The Beehive India works with prevalent heritage crafts like Mysore wood Inlay, comb making craft by developing newer motifs and forms, it also works with Chennapatna lacquerware, wood inlay of Hoshiarpur, stone inlay of Agra. While using heritage craft techniques the brand gives a contemporary craft feel to the products, incorporating the same traditional craft techniques. Most of their motifs are nature inspired e.g. leaf, chevron, tiger pattern or inspired from heritage monuments like Qutub Minar, Taj Mahal, etc.
The Beehive India products are designed by Pankaj Narain, a furniture design graduate from NID
The Jewelry Project by Deepti Sudhindra
The Jewelry Project’s jewelry moves beyond just being an ornament and is crafted with an understanding of the larger principles of design – what may be defined in recent times as ‘slow fashion’. The design endeavour is to retain a happy balance in the creation of bespoke jewelry for retail and custom craft pieces, heirlooms and gift stories for clients.
Craft techniques of South Indian temple jewelry, Mughal kundan, Karimnagar filigree, engraving, embossing, texturing, bead knotting are all used in a contemporary context in their work, creating a neo Indian grammar of ornaments in Indian jewelry design.
Designer is Deepti Sudhindra
Traditional weaving techniques are the canvas on which Plavate uses its minimalist design ideas to create an amalgamation of the old and the new. For example, traditional methods of weaving, hand-done embroidery or block printing receives a new lease of life when used with modern aesthetics for a modern and conscious audience.
Designer is Meenu Tiwari
Then & Now
Then & Now is a craft sustainability project. “Then” was how the craft used to be and “Now” represents how the craft can be adapted, by educating the consumer, designing exclusive products and making them aware of the fascinating heritage as well as ensuring the craftsman can keep pace with the ever changing times and demands of globalised markets. Then & Now brings to you an attractive range of home accessories. All the products are hand painted and hand crafted using varied folk styles such as Mithila from Madhubani in Bihar, Gond by the Pradhans and Bhills from the Gondwana belt of Madhya Pradesh, Pattachitra from Odisha, Warli from Maharashtra, Sanjhi from Mathura, Wood engravings and inlay from Pilakhwa, Sikki Grass from Bihar, Kashmir Paper Mache and Painted wooden toys of Benares & Odisha. Each piece is hand painted and carries the name and signature of the artisan. The products are craft mark certified, confirming – the craft process & Fair Trade practices.
Yesha Sant works with organic cotton which is grown without the use of synthetic pesticides & fertilisers, dyed using natural substances like iron scraps, madder roots and handwoven by the weavers of Kutch. Each step is handcrafted and the tiny imperfections that comes with hand embroidery, printing and weaving makes it a unique creation.
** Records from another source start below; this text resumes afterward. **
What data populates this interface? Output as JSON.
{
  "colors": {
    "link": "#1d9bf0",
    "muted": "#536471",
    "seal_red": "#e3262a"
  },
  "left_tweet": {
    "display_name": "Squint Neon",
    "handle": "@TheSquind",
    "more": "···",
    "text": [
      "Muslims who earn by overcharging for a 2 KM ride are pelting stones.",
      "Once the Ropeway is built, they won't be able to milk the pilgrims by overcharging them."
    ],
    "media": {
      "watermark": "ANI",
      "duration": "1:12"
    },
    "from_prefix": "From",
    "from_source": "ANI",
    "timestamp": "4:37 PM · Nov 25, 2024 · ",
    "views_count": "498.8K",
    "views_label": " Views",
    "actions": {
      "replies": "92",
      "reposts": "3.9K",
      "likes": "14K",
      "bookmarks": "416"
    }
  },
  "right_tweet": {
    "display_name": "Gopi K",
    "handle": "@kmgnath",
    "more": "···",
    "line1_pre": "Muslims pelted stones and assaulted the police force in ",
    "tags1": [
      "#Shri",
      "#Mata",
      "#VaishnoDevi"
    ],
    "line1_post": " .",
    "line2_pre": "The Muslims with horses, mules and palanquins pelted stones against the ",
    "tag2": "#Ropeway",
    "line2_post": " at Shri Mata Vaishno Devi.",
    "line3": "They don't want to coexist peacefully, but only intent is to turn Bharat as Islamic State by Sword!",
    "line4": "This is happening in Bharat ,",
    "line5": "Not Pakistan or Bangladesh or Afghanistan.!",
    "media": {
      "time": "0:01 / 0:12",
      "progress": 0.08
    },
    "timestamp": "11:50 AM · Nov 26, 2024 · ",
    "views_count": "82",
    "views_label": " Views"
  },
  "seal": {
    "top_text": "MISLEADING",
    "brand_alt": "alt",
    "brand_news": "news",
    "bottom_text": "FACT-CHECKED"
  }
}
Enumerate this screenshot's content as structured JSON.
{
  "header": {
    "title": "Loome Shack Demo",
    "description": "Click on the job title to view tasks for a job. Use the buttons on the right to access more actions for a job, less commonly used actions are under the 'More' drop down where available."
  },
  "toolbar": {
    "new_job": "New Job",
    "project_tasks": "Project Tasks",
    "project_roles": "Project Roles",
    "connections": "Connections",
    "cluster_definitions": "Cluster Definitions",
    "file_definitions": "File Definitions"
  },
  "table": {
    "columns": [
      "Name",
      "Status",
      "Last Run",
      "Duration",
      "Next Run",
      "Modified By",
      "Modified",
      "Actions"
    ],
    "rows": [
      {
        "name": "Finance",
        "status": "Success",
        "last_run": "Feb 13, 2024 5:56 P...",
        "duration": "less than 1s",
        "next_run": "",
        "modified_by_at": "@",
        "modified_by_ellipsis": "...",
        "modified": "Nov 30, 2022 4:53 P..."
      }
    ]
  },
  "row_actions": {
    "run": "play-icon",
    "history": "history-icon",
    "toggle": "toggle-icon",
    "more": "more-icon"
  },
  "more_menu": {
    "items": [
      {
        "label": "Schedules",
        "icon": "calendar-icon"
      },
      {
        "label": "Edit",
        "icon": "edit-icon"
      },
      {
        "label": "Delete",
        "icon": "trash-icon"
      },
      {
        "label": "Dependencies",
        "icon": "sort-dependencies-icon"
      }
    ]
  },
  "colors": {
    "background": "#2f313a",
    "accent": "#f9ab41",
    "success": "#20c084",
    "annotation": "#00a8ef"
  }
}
The fabric gets handblock printed in Ajrakhpur, Sanghaner and Bagru, hand embroidered by the Rabari tribe women in Kutch and pattern making and stitching in their design studio in Bhopal.
Zola India as a brand allows rural and folk artisans to express themselves through wearable art and is a voice that narrates their stories to the world. Zola India creates innovative designs with traditional rural craft that are dying or losing their relevance. Since it’s inception, Zola India has worked with Dhokra and Pattachitra from Orissa, Toda embroidery from Tamil Nadu, Wall Mural art and Aranmula mirror from Kerala, Leather puppetry and Lac Turnery from Andhra Pradesh, Bidri from Karnataka and Bead embroidery from Gujarat. Zola has worked with over 300 artisans from these states and has conducted over 20 Design intervention workshops across rural India.
Gina Joseph, is the Designer, Founder and Director of Zola India
For info on the show call CCI Office at 044-24341456